Biochemical and Molecular NutritionDoctor of Philosophy (Ph.D.)
The Ph.D. in Human Sciences with a specialization in Biochemical and Molecular Nutrition (BMN) is designed to meet the needs of nutritional specialists with biochemical and molecular knowledge in academia, industry, government, and non-government organizations. Students in the program will acquire competencies in human nutrition, biochemistry and molecular biology, experimental design and statistical data analysis, presentation skills, and research proposal development. Competencies will be acquired through a combination of class work and cutting-edge laboratory research.
Ph.D., Biochemical and Molecular Nutrition Specialization
Requires the following courses (9 credit hours):
- NUTR 820 Molecular Nutrition (2)
- NUTR 821 Molecular Nutrition Techniques (3)
- NUTR 922 Lipid Metabolism and Metabolic Syndrome (3)
- NUTR 926 Carbohydrate and Lipid Nutrition (3)
- NUTR 945 Complications of Maternal Obesity (3)
- NUTR 950 Integrated Principles of Human Nutrition (3)
- NUTR 960 Nutrient Function During Exercise (3)
Course descriptions can be found here.
The Department of Nutrition and Health Sciences at the University of Nebraska-Lincoln is committed to creating an environment that is welcoming to all; where each person feels accepted, valued, and safe. To learn more, visit https://cehs.unl.edu/nhs/nhs-deib/.
Application to this programSTART THE APPLICATION PROCESS AT GRADUATE STUDIES
- As for all Ph.D. degrees, a minimum of 90 semester hours of credit are required, including 12-55 hours of dissertation. For the BMN specialization, a minimum of 9 credit hours must be selected from the list above.
- At least one-half of the required work, including the dissertation, must be taken in the student’s major area of study (i.e., courses having the prefix NUTR). The remaining work may be in other departments and in minor fields of study outside of the major department or area.
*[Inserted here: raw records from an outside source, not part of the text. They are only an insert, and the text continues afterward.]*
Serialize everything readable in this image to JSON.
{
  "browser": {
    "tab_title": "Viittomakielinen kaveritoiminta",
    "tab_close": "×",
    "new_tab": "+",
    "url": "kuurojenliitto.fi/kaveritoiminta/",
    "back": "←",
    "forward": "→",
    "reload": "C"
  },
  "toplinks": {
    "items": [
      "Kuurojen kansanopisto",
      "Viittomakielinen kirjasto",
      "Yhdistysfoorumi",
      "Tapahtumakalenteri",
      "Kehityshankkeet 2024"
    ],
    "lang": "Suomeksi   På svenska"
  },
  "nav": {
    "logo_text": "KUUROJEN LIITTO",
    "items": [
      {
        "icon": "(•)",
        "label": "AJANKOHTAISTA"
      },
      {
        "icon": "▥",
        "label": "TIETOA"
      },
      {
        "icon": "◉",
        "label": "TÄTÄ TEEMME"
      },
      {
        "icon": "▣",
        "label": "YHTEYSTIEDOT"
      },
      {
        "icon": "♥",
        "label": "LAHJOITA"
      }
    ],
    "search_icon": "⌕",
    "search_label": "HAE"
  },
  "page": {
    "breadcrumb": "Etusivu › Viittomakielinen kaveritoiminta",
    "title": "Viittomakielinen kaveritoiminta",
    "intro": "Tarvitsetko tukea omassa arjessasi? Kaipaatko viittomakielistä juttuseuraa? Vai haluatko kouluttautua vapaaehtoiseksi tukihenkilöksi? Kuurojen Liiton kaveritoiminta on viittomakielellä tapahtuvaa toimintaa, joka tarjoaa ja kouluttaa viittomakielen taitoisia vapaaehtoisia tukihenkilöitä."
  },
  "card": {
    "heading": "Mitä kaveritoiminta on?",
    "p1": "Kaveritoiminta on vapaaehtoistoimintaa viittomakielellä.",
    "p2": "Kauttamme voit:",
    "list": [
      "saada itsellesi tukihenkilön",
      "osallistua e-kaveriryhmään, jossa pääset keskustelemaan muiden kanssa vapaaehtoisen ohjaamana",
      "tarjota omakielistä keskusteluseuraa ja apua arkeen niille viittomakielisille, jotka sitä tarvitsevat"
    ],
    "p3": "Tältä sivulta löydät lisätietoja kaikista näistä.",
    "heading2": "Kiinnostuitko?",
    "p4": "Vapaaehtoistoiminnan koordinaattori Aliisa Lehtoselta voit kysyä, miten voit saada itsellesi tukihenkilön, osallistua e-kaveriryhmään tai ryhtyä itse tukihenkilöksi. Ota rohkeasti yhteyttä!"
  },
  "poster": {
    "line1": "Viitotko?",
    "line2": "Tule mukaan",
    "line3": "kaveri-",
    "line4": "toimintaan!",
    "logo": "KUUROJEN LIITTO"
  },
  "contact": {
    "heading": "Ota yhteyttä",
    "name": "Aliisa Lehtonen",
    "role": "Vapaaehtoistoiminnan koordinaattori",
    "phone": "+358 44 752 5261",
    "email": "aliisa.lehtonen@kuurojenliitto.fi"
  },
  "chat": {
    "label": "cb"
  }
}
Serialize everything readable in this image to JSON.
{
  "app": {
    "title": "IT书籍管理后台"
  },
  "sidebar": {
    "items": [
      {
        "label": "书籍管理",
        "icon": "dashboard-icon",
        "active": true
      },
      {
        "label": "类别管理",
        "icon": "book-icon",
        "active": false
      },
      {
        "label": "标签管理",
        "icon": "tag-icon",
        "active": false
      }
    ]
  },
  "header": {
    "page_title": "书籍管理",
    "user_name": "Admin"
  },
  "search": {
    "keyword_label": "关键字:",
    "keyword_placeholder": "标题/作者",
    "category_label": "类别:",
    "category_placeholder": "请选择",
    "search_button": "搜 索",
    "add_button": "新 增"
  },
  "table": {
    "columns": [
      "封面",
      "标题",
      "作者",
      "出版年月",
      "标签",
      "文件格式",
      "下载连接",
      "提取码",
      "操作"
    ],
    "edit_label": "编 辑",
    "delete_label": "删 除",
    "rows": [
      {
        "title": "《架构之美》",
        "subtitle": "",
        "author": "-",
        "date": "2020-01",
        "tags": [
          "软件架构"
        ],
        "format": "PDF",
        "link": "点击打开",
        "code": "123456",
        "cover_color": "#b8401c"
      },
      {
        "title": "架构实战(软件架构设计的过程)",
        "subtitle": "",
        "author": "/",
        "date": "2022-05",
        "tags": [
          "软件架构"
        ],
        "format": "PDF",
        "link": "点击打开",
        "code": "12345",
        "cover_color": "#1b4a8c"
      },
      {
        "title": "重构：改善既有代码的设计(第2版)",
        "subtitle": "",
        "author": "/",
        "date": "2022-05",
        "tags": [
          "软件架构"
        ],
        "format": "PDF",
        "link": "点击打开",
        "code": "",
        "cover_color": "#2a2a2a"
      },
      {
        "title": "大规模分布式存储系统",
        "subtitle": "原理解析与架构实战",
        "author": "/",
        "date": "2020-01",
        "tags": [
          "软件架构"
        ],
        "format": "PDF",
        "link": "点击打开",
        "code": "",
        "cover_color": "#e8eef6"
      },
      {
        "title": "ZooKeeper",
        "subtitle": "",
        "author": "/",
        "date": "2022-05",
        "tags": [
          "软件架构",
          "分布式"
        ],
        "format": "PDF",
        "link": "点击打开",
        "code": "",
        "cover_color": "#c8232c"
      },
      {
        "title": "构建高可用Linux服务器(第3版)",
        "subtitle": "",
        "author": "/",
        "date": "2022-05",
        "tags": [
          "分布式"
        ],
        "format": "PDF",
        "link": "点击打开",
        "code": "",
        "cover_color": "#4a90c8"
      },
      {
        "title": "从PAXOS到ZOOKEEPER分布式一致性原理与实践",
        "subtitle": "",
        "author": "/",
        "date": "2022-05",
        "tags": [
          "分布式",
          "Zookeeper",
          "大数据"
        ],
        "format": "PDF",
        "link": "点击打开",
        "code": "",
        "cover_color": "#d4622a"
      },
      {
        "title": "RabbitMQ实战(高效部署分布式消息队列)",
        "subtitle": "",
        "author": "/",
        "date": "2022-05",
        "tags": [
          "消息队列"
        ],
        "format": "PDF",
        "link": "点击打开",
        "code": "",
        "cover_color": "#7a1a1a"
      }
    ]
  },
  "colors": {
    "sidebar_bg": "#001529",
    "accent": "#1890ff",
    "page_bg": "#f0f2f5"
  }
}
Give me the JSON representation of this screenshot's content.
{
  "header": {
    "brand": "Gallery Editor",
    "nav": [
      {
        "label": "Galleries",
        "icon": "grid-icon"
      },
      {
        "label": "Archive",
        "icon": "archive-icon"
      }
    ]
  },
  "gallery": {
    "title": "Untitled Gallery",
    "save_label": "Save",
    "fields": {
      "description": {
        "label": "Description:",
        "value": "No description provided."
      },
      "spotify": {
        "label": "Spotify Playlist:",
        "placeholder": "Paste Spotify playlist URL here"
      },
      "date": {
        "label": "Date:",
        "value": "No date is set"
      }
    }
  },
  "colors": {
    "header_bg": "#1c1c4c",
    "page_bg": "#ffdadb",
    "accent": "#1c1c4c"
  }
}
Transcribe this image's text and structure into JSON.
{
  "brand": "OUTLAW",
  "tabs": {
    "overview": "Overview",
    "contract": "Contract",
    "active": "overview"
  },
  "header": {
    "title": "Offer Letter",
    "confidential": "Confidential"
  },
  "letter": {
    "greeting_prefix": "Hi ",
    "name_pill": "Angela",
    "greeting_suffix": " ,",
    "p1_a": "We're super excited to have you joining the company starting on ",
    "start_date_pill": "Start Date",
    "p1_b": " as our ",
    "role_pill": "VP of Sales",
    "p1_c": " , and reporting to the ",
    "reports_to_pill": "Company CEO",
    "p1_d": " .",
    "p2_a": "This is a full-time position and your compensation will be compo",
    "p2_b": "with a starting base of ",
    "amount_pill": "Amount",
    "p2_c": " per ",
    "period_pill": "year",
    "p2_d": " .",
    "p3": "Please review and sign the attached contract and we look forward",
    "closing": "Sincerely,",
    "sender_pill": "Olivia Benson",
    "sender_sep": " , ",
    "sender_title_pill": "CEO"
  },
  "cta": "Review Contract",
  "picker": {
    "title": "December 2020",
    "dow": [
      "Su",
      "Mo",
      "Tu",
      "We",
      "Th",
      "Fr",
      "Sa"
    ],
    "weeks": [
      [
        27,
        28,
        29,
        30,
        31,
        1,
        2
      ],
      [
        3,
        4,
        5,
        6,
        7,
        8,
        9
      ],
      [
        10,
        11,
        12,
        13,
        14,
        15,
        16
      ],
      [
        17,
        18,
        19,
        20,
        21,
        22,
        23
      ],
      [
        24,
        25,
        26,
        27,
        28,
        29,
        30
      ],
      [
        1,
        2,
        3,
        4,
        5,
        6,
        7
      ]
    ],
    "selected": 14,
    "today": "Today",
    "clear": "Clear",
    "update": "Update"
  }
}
- At least one-half of the required work must be completed at the University of Nebraska after filing the Program of Studies for the Doctoral Degree.
- The student’s Supervisory Committee is not obligated to accept credits beyond the MS degree that were completed prior to the Committee’s appointment.
- Minor field of study must include at least 15 semester hours, with 6 hours in courses open exclusively to graduate students (900 level or 800 level without 400 or lower counterparts).
- Prior coursework should be assessed in relation to its contribution to framing a research foundation for the doctorate. Each course accepted must be determined to be current and relevant in relation to the desired degree. Any course older than ten years is evaluated relative to appropriateness for inclusion in the Ph.D. program. A maximum of 45 credits from master’s coursework may be accepted as part of the minimum of 90 semester hours of credits. Accepted master’s work may count toward electives, NHS-recommended courses and supporting coursework in a related discipline.
- Credit in graduate-level course is attained as follows:
- A minimum grade of B is required for graduate credit in 800-level courses (having the NUTR prefix) with a 400 or lower counterpart
- A minimum grade of C or P (pass) is required for graduate credit in 800-level courses in minor, collateral or supporting area of work (courses other than NUTR prefix)
- A minimum grade of C or P (Pass) is required for graduate credit in 800-level courses (having or not the NUTR prefix) without a 400 or lower counterpart
- A minimum grade of C or P (Pass) is required for graduate credit in 900-level courses (having or not the NUTR prefix)
A student failing to receive a minimum acceptable grade for graduate-level course or failing to maintain an overall GPA of 3.0 or higher may not continue in the NHS Graduate Program without permission of the NHS Graduate Committee.
Final Outcome: Qualifying exam, Comprehensive exam, an original and research-oriented written-dissertation, and formal and oral defense.